“Victoria and Abdul” the biographical film about Her Majesty’s controversial affair with an Indian servant was, to be frank, mediocre at best.
It is difficult to overlook the lackluster approach to comedy and the poor representation of class divisions in a film that was supposed to embrace and celebrate diversity; it’s reminiscent of a Rodgers and Hammerstein King and I: it’s just not funny.
The film follows Abdul Karim (Ali Fazal), who arrives in England from India to participate in Queen Victoria’s (Judi Dench) golden jubilee. Karim is to present a gift to the Queen without making eye contact with her. His disobedience to rules opens the door for their unlikely relationship to unfold, much to the dismay of the royal family and all of the Queen’s staff. The mystery and the aberration of this pair’s affiliation are by no means boring, but the ebb and flow between comedy and drama falls flat in this film. Perhaps this issue could have been resolved in making “Victoria and Abdul” a documentary, in part because it only seemed to get better during the end credits.

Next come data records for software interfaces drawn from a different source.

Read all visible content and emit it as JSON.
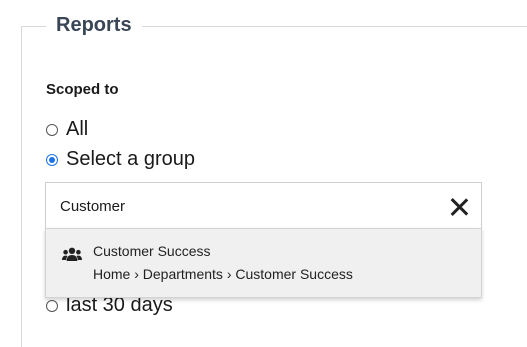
{
  "section": {
    "title": "Reports"
  },
  "scope": {
    "label": "Scoped to",
    "options": [
      {
        "label": "All",
        "checked": false
      },
      {
        "label": "Select a group",
        "checked": true
      }
    ]
  },
  "search": {
    "value": "Customer"
  },
  "suggestion": {
    "title": "Customer Success",
    "path": "Home › Departments › Customer Success"
  },
  "period": {
    "option_label": "last 30 days"
  },
  "colors": {
    "accent": "#1a73e8",
    "heading": "#3a4656"
  }
}
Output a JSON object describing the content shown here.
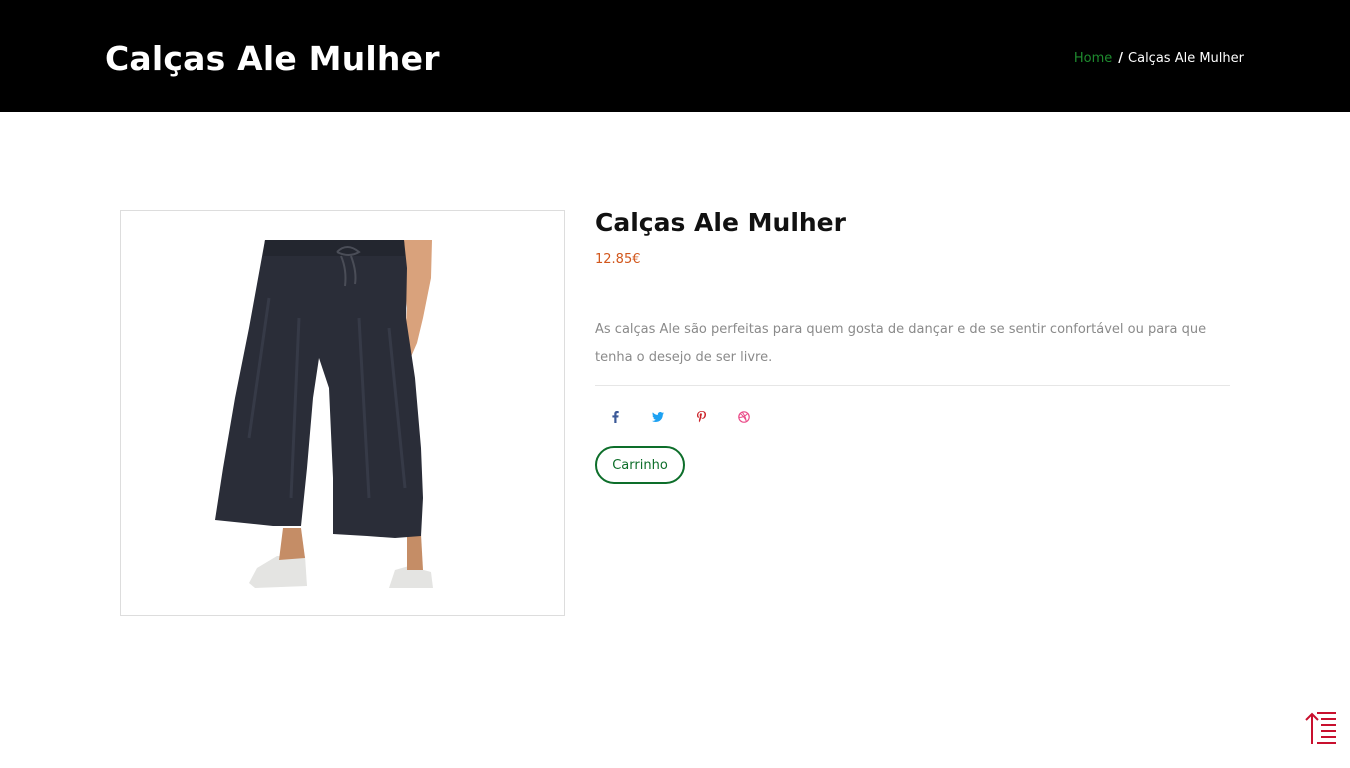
{
  "header": {
    "title": "Calças Ale Mulher",
    "breadcrumb": {
      "home": "Home",
      "separator": "/",
      "current": "Calças Ale Mulher"
    }
  },
  "product": {
    "image_alt": "Calças Ale Mulher",
    "title": "Calças Ale Mulher",
    "price": "12.85€",
    "description": "As calças Ale são perfeitas para quem gosta de dançar e de se sentir confortável ou para que tenha o desejo de ser livre.",
    "social": [
      {
        "icon": "facebook-icon",
        "color": "#3b5998"
      },
      {
        "icon": "twitter-icon",
        "color": "#1da1f2"
      },
      {
        "icon": "pinterest-icon",
        "color": "#cb2027"
      },
      {
        "icon": "dribbble-icon",
        "color": "#ea4c89"
      }
    ],
    "cart_label": "Carrinho"
  },
  "colors": {
    "header_bg": "#000000",
    "breadcrumb_link": "#1e8a2e",
    "price": "#d2571c",
    "button": "#0d6e2a",
    "back_to_top": "#c8102e"
  },
  "back_to_top_icon": "scroll-to-top-icon"
}
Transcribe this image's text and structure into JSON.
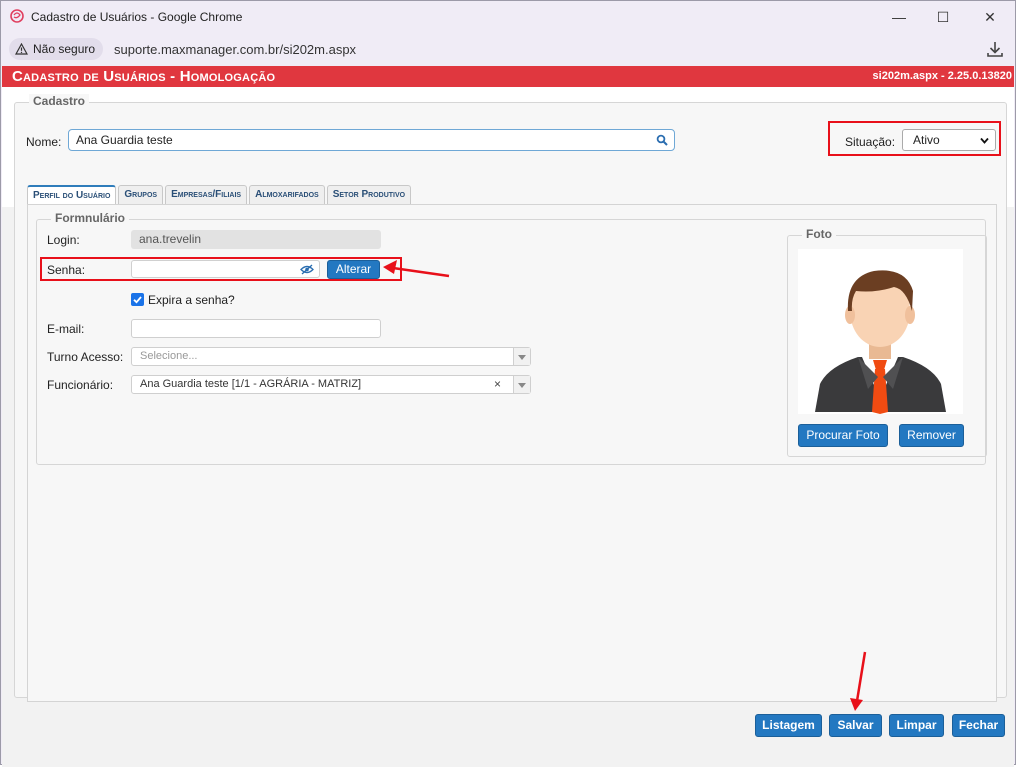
{
  "browser": {
    "window_title": "Cadastro de Usuários - Google Chrome",
    "security_label": "Não seguro",
    "url": "suporte.maxmanager.com.br/si202m.aspx"
  },
  "app": {
    "title": "Cadastro de Usuários - Homologação",
    "version": "si202m.aspx - 2.25.0.13820",
    "accent_color": "#e0373f"
  },
  "cadastro": {
    "legend": "Cadastro",
    "nome_label": "Nome:",
    "nome_value": "Ana Guardia teste",
    "situacao_label": "Situação:",
    "situacao_value": "Ativo"
  },
  "tabs": [
    {
      "label": "Perfil do Usuário",
      "active": true
    },
    {
      "label": "Grupos",
      "active": false
    },
    {
      "label": "Empresas/Filiais",
      "active": false
    },
    {
      "label": "Almoxarifados",
      "active": false
    },
    {
      "label": "Setor Produtivo",
      "active": false
    }
  ],
  "form": {
    "legend": "Formnulário",
    "login_label": "Login:",
    "login_value": "ana.trevelin",
    "senha_label": "Senha:",
    "alterar_label": "Alterar",
    "expira_label": "Expira a senha?",
    "expira_checked": true,
    "email_label": "E-mail:",
    "email_value": "",
    "turno_label": "Turno Acesso:",
    "turno_placeholder": "Selecione...",
    "funcionario_label": "Funcionário:",
    "funcionario_value": "Ana Guardia teste [1/1 - AGRÁRIA - MATRIZ]",
    "clear_symbol": "×"
  },
  "foto": {
    "legend": "Foto",
    "procurar_label": "Procurar Foto",
    "remover_label": "Remover"
  },
  "footer": {
    "listagem_label": "Listagem",
    "salvar_label": "Salvar",
    "limpar_label": "Limpar",
    "fechar_label": "Fechar"
  },
  "window_controls": {
    "minimize": "—",
    "maximize": "☐",
    "close": "✕"
  }
}
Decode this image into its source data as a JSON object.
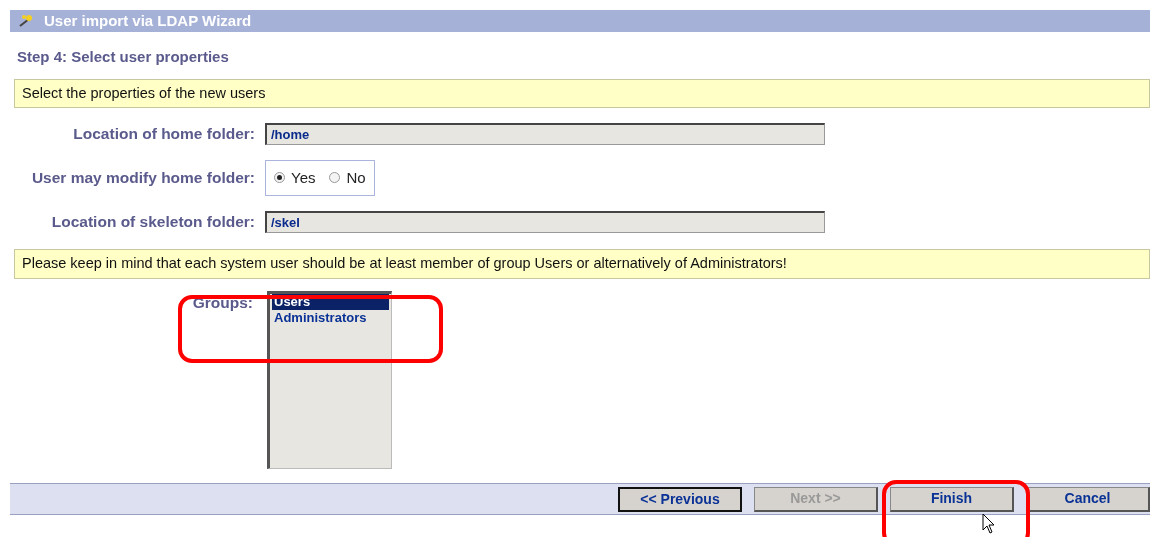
{
  "window": {
    "title": "User import via LDAP Wizard"
  },
  "step_heading": "Step 4: Select user properties",
  "intro_note": "Select the properties of the new users",
  "fields": [
    {
      "kind": "text",
      "label": "Location of home folder:",
      "value": "/home"
    },
    {
      "kind": "radio",
      "label": "User may modify home folder:",
      "options": [
        {
          "label": "Yes",
          "selected": true
        },
        {
          "label": "No",
          "selected": false
        }
      ]
    },
    {
      "kind": "text",
      "label": "Location of skeleton folder:",
      "value": "/skel"
    }
  ],
  "warning_note": "Please keep in mind that each system user should be at least member of group Users or alternatively of Administrators!",
  "groups": {
    "label": "Groups:",
    "items": [
      {
        "label": "Users",
        "selected": true
      },
      {
        "label": "Administrators",
        "selected": false
      }
    ]
  },
  "buttons": [
    {
      "label": "<< Previous",
      "disabled": false,
      "focused": true
    },
    {
      "label": "Next >>",
      "disabled": true,
      "focused": false
    },
    {
      "label": "Finish",
      "disabled": false,
      "focused": false
    },
    {
      "label": "Cancel",
      "disabled": false,
      "focused": false
    }
  ]
}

These credits expound upon the gaping fact that it took researchers and devotees over one hundred years to discover evidence of their relationship. Woah! That’s your story. Not the blossoming friendship, which is only saved on screen by the grace of Dench, who pulls off the Queen’s likeness admirably. The intensity that would have gripped audiences could have been found in the documentation of what happened afterward.
I do digress, however. Stephen Frears is a fantastic director. In fact, I would go as far to say Frears (at his best) rivals the best Hollywood has to offer. But I cannot ignore the fact that this film doesn’t work. The story is unsuitable for three-act screenplay structure and there is no looming conflict until—as I mentioned before—the film is over. Additionally, there were sloppy cuts, poor lighting at times and CGI-effects that distract even the non-attentive eye.

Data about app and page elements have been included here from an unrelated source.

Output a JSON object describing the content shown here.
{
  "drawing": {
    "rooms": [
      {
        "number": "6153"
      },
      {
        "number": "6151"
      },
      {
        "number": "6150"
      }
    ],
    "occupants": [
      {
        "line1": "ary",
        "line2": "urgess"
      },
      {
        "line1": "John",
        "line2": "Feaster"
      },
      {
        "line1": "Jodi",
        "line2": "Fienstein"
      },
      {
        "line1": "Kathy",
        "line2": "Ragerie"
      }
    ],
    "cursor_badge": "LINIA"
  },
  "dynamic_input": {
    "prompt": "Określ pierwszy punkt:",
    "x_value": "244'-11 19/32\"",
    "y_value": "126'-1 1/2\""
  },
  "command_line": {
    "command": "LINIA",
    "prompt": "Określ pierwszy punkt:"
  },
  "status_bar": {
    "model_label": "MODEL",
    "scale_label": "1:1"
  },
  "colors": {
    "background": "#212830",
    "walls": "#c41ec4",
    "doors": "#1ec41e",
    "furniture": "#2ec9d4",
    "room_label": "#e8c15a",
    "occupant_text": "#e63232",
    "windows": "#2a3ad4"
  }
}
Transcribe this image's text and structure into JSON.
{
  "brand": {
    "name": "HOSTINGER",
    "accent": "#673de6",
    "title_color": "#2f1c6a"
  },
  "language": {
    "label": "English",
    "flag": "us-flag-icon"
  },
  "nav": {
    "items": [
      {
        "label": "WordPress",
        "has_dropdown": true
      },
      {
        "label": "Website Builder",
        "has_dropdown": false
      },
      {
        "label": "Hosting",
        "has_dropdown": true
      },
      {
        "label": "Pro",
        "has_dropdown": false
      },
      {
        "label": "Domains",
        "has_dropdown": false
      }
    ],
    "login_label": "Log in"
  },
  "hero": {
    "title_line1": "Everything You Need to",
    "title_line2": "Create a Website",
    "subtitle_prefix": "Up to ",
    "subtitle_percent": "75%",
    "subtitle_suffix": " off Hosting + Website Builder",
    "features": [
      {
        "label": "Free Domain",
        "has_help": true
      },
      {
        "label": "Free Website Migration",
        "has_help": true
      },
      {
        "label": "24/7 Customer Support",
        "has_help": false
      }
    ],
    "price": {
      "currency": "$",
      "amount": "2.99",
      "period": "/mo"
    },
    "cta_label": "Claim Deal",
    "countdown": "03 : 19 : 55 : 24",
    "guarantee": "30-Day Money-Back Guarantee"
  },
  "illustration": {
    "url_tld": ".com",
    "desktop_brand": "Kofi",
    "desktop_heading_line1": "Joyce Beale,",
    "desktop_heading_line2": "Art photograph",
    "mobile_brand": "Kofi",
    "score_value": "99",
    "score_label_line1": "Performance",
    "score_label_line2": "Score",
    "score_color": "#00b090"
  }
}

All this being said, there were some redeeming qualities in the cast. Judi Dench is masterful in her role. Her poise and cutting remarks shine so far above the body of work that many moviegoers will be drawn to theaters near and far for this alone. More surprising, however, was the performance of Adeel Akhtar who also played an Indian servant. His comedic moments were the only ones of the film that landed. Equally as funny in “The Big Sick,” which released earlier this year, Akhtar helps lift this film up as it comes slowly crashing down.
“Based on real events … mostly,” is what the opening credits read. If you can get past the fact that the film presents a “mostly” real story stricken with laughable material then it may be enjoyable. To any end, it has its moments.